Start of DATA FOR THIS EXERCISE

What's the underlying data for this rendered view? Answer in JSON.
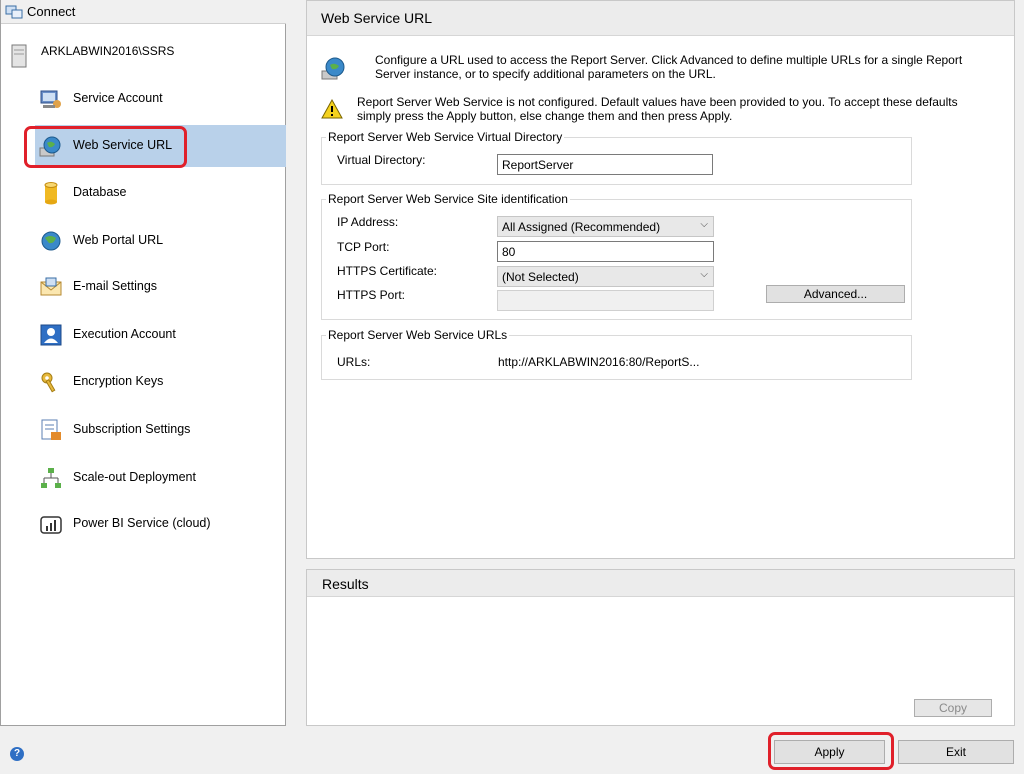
{
  "connect": {
    "label": "Connect",
    "icon": "connect-icon"
  },
  "server": {
    "name": "ARKLABWIN2016\\SSRS",
    "icon": "server-icon"
  },
  "nav": {
    "items": [
      {
        "label": "Service Account",
        "icon": "service-account-icon"
      },
      {
        "label": "Web Service URL",
        "icon": "web-service-globe-icon",
        "selected": true
      },
      {
        "label": "Database",
        "icon": "database-icon"
      },
      {
        "label": "Web Portal URL",
        "icon": "globe-icon"
      },
      {
        "label": "E-mail Settings",
        "icon": "email-icon"
      },
      {
        "label": "Execution Account",
        "icon": "execution-account-icon"
      },
      {
        "label": "Encryption Keys",
        "icon": "keys-icon"
      },
      {
        "label": "Subscription Settings",
        "icon": "subscription-icon"
      },
      {
        "label": "Scale-out Deployment",
        "icon": "scale-out-icon"
      },
      {
        "label": "Power BI Service (cloud)",
        "icon": "power-bi-icon"
      }
    ]
  },
  "main": {
    "title": "Web Service URL",
    "intro": "Configure a URL used to access the Report Server.  Click Advanced to define multiple URLs for a single Report Server instance, or to specify additional parameters on the URL.",
    "warning": "Report Server Web Service is not configured. Default values have been provided to you. To accept these defaults simply press the Apply button, else change them and then press Apply.",
    "virtual_dir": {
      "legend": "Report Server Web Service Virtual Directory",
      "label": "Virtual Directory:",
      "value": "ReportServer"
    },
    "site_id": {
      "legend": "Report Server Web Service Site identification",
      "ip_label": "IP Address:",
      "ip_value": "All Assigned (Recommended)",
      "tcp_label": "TCP Port:",
      "tcp_value": "80",
      "https_cert_label": "HTTPS Certificate:",
      "https_cert_value": "(Not Selected)",
      "https_port_label": "HTTPS Port:",
      "https_port_value": "",
      "advanced_label": "Advanced..."
    },
    "urls": {
      "legend": "Report Server Web Service URLs",
      "label": "URLs:",
      "value": "http://ARKLABWIN2016:80/ReportS..."
    }
  },
  "results": {
    "title": "Results",
    "copy_label": "Copy"
  },
  "footer": {
    "apply_label": "Apply",
    "exit_label": "Exit",
    "help_icon": "help-icon"
  },
  "colors": {
    "selection": "#b9d1ea",
    "annotation": "#e0202a"
  }
}
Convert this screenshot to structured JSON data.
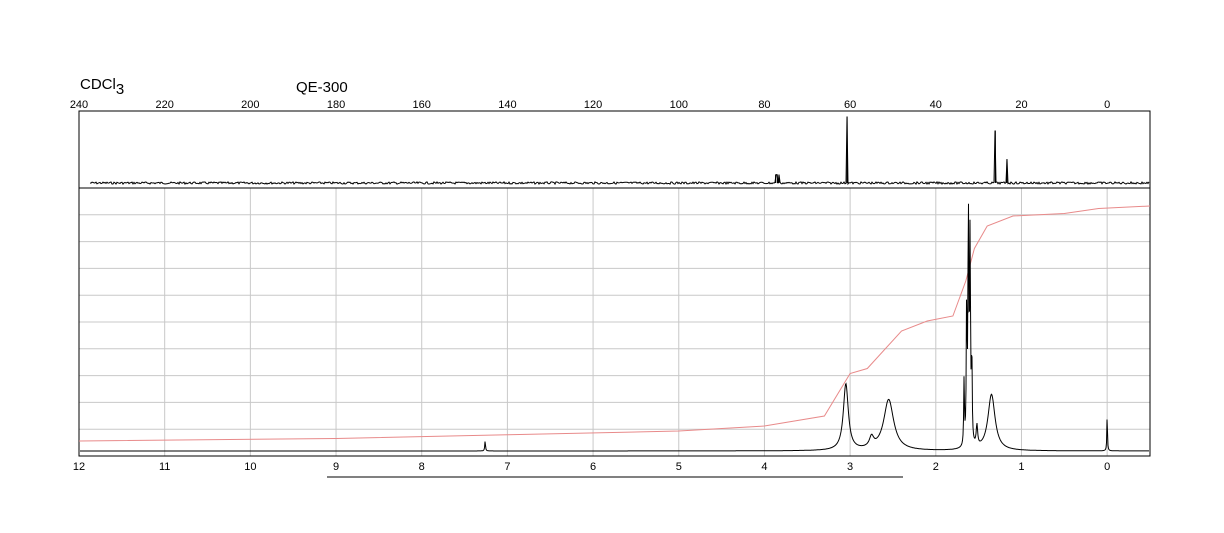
{
  "chart_data": [
    {
      "type": "line",
      "label_prefix": "CDCl",
      "label_subscript": "3",
      "instrument": "QE-300",
      "xlim": [
        240,
        -10
      ],
      "x_ticks": [
        "240",
        "220",
        "200",
        "180",
        "160",
        "140",
        "120",
        "100",
        "80",
        "60",
        "40",
        "20",
        "0"
      ],
      "peaks_x": [
        77.4,
        77.0,
        76.6,
        60.7,
        26.1,
        23.4
      ],
      "peaks_height": [
        0.12,
        0.12,
        0.12,
        0.95,
        0.75,
        0.34
      ],
      "baseline_noise": 0.015
    },
    {
      "type": "line",
      "xlim": [
        12,
        -0.5
      ],
      "x_ticks": [
        "12",
        "11",
        "10",
        "9",
        "8",
        "7",
        "6",
        "5",
        "4",
        "3",
        "2",
        "1",
        "0"
      ],
      "grid": true,
      "peaks": [
        {
          "x": 7.26,
          "h": 0.04,
          "w": 0.005
        },
        {
          "x": 3.05,
          "h": 0.26,
          "w": 0.035
        },
        {
          "x": 2.75,
          "h": 0.04,
          "w": 0.03
        },
        {
          "x": 2.55,
          "h": 0.2,
          "w": 0.07
        },
        {
          "x": 1.67,
          "h": 0.26,
          "w": 0.005
        },
        {
          "x": 1.64,
          "h": 0.55,
          "w": 0.005
        },
        {
          "x": 1.62,
          "h": 0.92,
          "w": 0.006
        },
        {
          "x": 1.6,
          "h": 0.8,
          "w": 0.006
        },
        {
          "x": 1.58,
          "h": 0.35,
          "w": 0.005
        },
        {
          "x": 1.52,
          "h": 0.08,
          "w": 0.01
        },
        {
          "x": 1.35,
          "h": 0.22,
          "w": 0.05
        },
        {
          "x": 0.0,
          "h": 0.15,
          "w": 0.004
        }
      ],
      "integral": [
        [
          12.0,
          0.02
        ],
        [
          9.0,
          0.03
        ],
        [
          7.0,
          0.045
        ],
        [
          5.0,
          0.06
        ],
        [
          4.0,
          0.08
        ],
        [
          3.3,
          0.12
        ],
        [
          3.0,
          0.29
        ],
        [
          2.8,
          0.31
        ],
        [
          2.4,
          0.46
        ],
        [
          2.1,
          0.5
        ],
        [
          1.8,
          0.52
        ],
        [
          1.65,
          0.66
        ],
        [
          1.55,
          0.79
        ],
        [
          1.4,
          0.88
        ],
        [
          1.1,
          0.92
        ],
        [
          0.5,
          0.93
        ],
        [
          0.1,
          0.95
        ],
        [
          -0.5,
          0.96
        ]
      ],
      "integral_color": "#e88a8a"
    }
  ]
}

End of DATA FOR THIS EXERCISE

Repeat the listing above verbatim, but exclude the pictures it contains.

What's the underlying data for this rendered view? Answer in JSON.
{
  "connect": {
    "label": "Connect",
    "icon": "connect-icon"
  },
  "server": {
    "name": "ARKLABWIN2016\\SSRS",
    "icon": "server-icon"
  },
  "nav": {
    "items": [
      {
        "label": "Service Account",
        "icon": "service-account-icon"
      },
      {
        "label": "Web Service URL",
        "icon": "web-service-globe-icon",
        "selected": true
      },
      {
        "label": "Database",
        "icon": "database-icon"
      },
      {
        "label": "Web Portal URL",
        "icon": "globe-icon"
      },
      {
        "label": "E-mail Settings",
        "icon": "email-icon"
      },
      {
        "label": "Execution Account",
        "icon": "execution-account-icon"
      },
      {
        "label": "Encryption Keys",
        "icon": "keys-icon"
      },
      {
        "label": "Subscription Settings",
        "icon": "subscription-icon"
      },
      {
        "label": "Scale-out Deployment",
        "icon": "scale-out-icon"
      },
      {
        "label": "Power BI Service (cloud)",
        "icon": "power-bi-icon"
      }
    ]
  },
  "main": {
    "title": "Web Service URL",
    "intro": "Configure a URL used to access the Report Server.  Click Advanced to define multiple URLs for a single Report Server instance, or to specify additional parameters on the URL.",
    "warning": "Report Server Web Service is not configured. Default values have been provided to you. To accept these defaults simply press the Apply button, else change them and then press Apply.",
    "virtual_dir": {
      "legend": "Report Server Web Service Virtual Directory",
      "label": "Virtual Directory:",
      "value": "ReportServer"
    },
    "site_id": {
      "legend": "Report Server Web Service Site identification",
      "ip_label": "IP Address:",
      "ip_value": "All Assigned (Recommended)",
      "tcp_label": "TCP Port:",
      "tcp_value": "80",
      "https_cert_label": "HTTPS Certificate:",
      "https_cert_value": "(Not Selected)",
      "https_port_label": "HTTPS Port:",
      "https_port_value": "",
      "advanced_label": "Advanced..."
    },
    "urls": {
      "legend": "Report Server Web Service URLs",
      "label": "URLs:",
      "value": "http://ARKLABWIN2016:80/ReportS..."
    }
  },
  "results": {
    "title": "Results",
    "copy_label": "Copy"
  },
  "footer": {
    "apply_label": "Apply",
    "exit_label": "Exit",
    "help_icon": "help-icon"
  },
  "colors": {
    "selection": "#b9d1ea",
    "annotation": "#e0202a"
  }
}
Convert this screenshot to structured JSON data.
{
  "chart_data": [
    {
      "type": "line",
      "label_prefix": "CDCl",
      "label_subscript": "3",
      "instrument": "QE-300",
      "xlim": [
        240,
        -10
      ],
      "x_ticks": [
        "240",
        "220",
        "200",
        "180",
        "160",
        "140",
        "120",
        "100",
        "80",
        "60",
        "40",
        "20",
        "0"
      ],
      "peaks_x": [
        77.4,
        77.0,
        76.6,
        60.7,
        26.1,
        23.4
      ],
      "peaks_height": [
        0.12,
        0.12,
        0.12,
        0.95,
        0.75,
        0.34
      ],
      "baseline_noise": 0.015
    },
    {
      "type": "line",
      "xlim": [
        12,
        -0.5
      ],
      "x_ticks": [
        "12",
        "11",
        "10",
        "9",
        "8",
        "7",
        "6",
        "5",
        "4",
        "3",
        "2",
        "1",
        "0"
      ],
      "grid": true,
      "peaks": [
        {
          "x": 7.26,
          "h": 0.04,
          "w": 0.005
        },
        {
          "x": 3.05,
          "h": 0.26,
          "w": 0.035
        },
        {
          "x": 2.75,
          "h": 0.04,
          "w": 0.03
        },
        {
          "x": 2.55,
          "h": 0.2,
          "w": 0.07
        },
        {
          "x": 1.67,
          "h": 0.26,
          "w": 0.005
        },
        {
          "x": 1.64,
          "h": 0.55,
          "w": 0.005
        },
        {
          "x": 1.62,
          "h": 0.92,
          "w": 0.006
        },
        {
          "x": 1.6,
          "h": 0.8,
          "w": 0.006
        },
        {
          "x": 1.58,
          "h": 0.35,
          "w": 0.005
        },
        {
          "x": 1.52,
          "h": 0.08,
          "w": 0.01
        },
        {
          "x": 1.35,
          "h": 0.22,
          "w": 0.05
        },
        {
          "x": 0.0,
          "h": 0.15,
          "w": 0.004
        }
      ],
      "integral": [
        [
          12.0,
          0.02
        ],
        [
          9.0,
          0.03
        ],
        [
          7.0,
          0.045
        ],
        [
          5.0,
          0.06
        ],
        [
          4.0,
          0.08
        ],
        [
          3.3,
          0.12
        ],
        [
          3.0,
          0.29
        ],
        [
          2.8,
          0.31
        ],
        [
          2.4,
          0.46
        ],
        [
          2.1,
          0.5
        ],
        [
          1.8,
          0.52
        ],
        [
          1.65,
          0.66
        ],
        [
          1.55,
          0.79
        ],
        [
          1.4,
          0.88
        ],
        [
          1.1,
          0.92
        ],
        [
          0.5,
          0.93
        ],
        [
          0.1,
          0.95
        ],
        [
          -0.5,
          0.96
        ]
      ],
      "integral_color": "#e88a8a"
    }
  ]
}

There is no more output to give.